Date: Feb 25, 2005 (4 days)
Expense: $6,198.41
source

Destination: DALLAS, TEXAS
Sponsor: American Legislative Exchange Council (ALEC)
Purpose: 10TH AMENDMENT/FEDERAL AFFAIRS WORKSHOP
Date: Aug 2, 2005 (3 days)
Expense: $376.21
source

Destination: LOS ANGELES-SAN DIEGO
Sponsor: Heritage Foundation
Purpose: THE HERITAGE FOUNDATION & PEPPERDINE UNIVERSITY: MAKING THE GOAL OF ENTITLEMENT REFORM A REALITY
Date: Aug 15, 2005 (4 days)
Expense: $1,282.98
source


Congressional staff traveling under the office of Tom Feeney

Jennifer Chester
Sherry Dudley
Myal Greene
Cheryl Moore
Jason Roe
Brandon Steinmann
Jessica Taylor
Ryan Visco
Netonis Wybensinger



American RadioWorks |
President Barack Obama delivers remarks at Henninger High School in Syracuse, New York, during the college affordability bus tour, Aug. 22, 2013. (Official White House Photo by Chuck Kennedy)President Barack Obama delivers remarks at Henninger High School in Syracuse, New York, during the college affordability bus tour, Aug. 22, 2013. (Official White House Photo by Chuck Kennedy)

Goodbye, College Ratings (For Now)

The Obama administration recently declared that it would no longer pursue a college ratings system based on accessibility, affordability and student success. And college presidents everywhere breathed a sigh of relief.

Recent Posts

  • 07.23.15

    Sweet Briar Returns

    Sweet Briar College was about to close after struggling with dwindling enrollment and other problems. An alumni group raised more than 20 million dollars in pledges to keep the doors open, but the school's survival is still deeply in doubt.
  • 07.15.15

    The Future of Historically Black Colleges

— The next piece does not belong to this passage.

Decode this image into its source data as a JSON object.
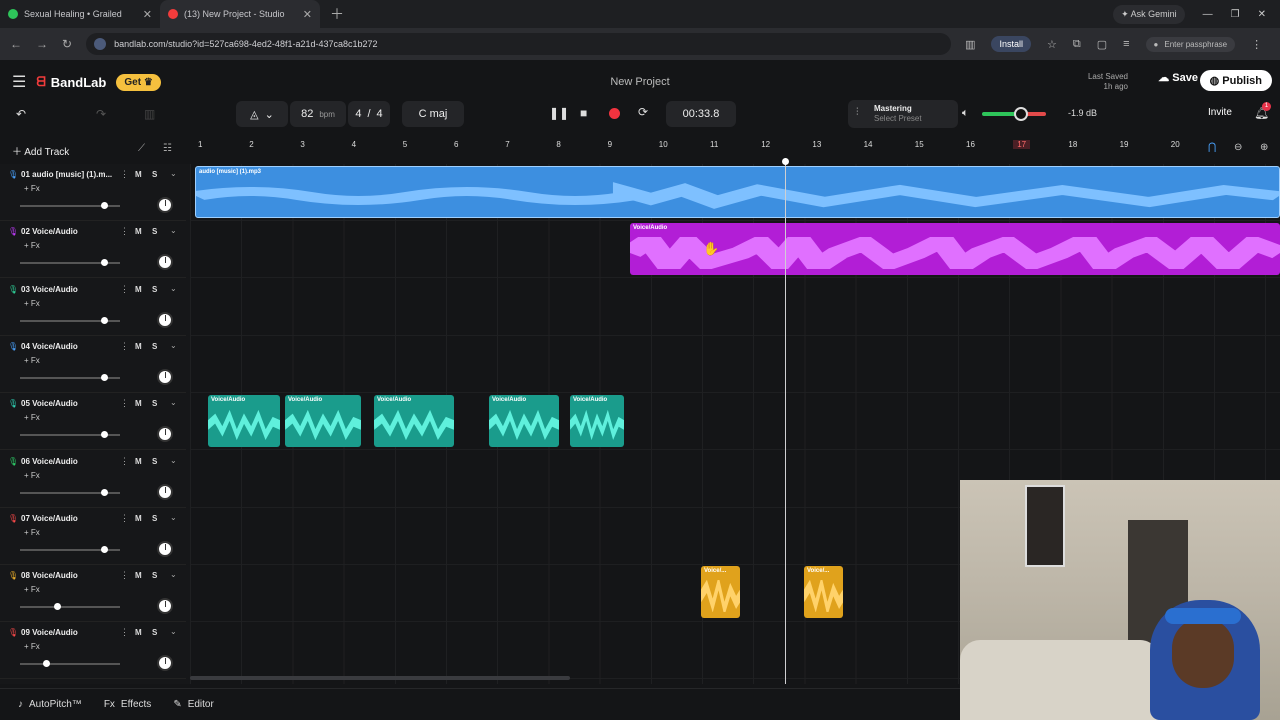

    Historically Black Colleges and Universities proliferated throughout the late 19th and early 20th centuries, when many white schools refused to admit African Americans, especially in the South. Our guest this week feels HBCUs still serve a crucial role in higher education.
  • 07.07.15

    Talking About Race in Schools

    Over the past year, race relations have dominated the news cycle. This can bring up difficult questions, especially for parents and teachers. Our guest Yolanda Moses says Americans need to find more ways to talk about race in schools.
  • 07.02.15

    Minorities and Special Ed

    For years policy makers believed that minorities were overrepresented in special education and that there was inherent bias in the way kids were being identified as disabled. A new study turns this idea on its head.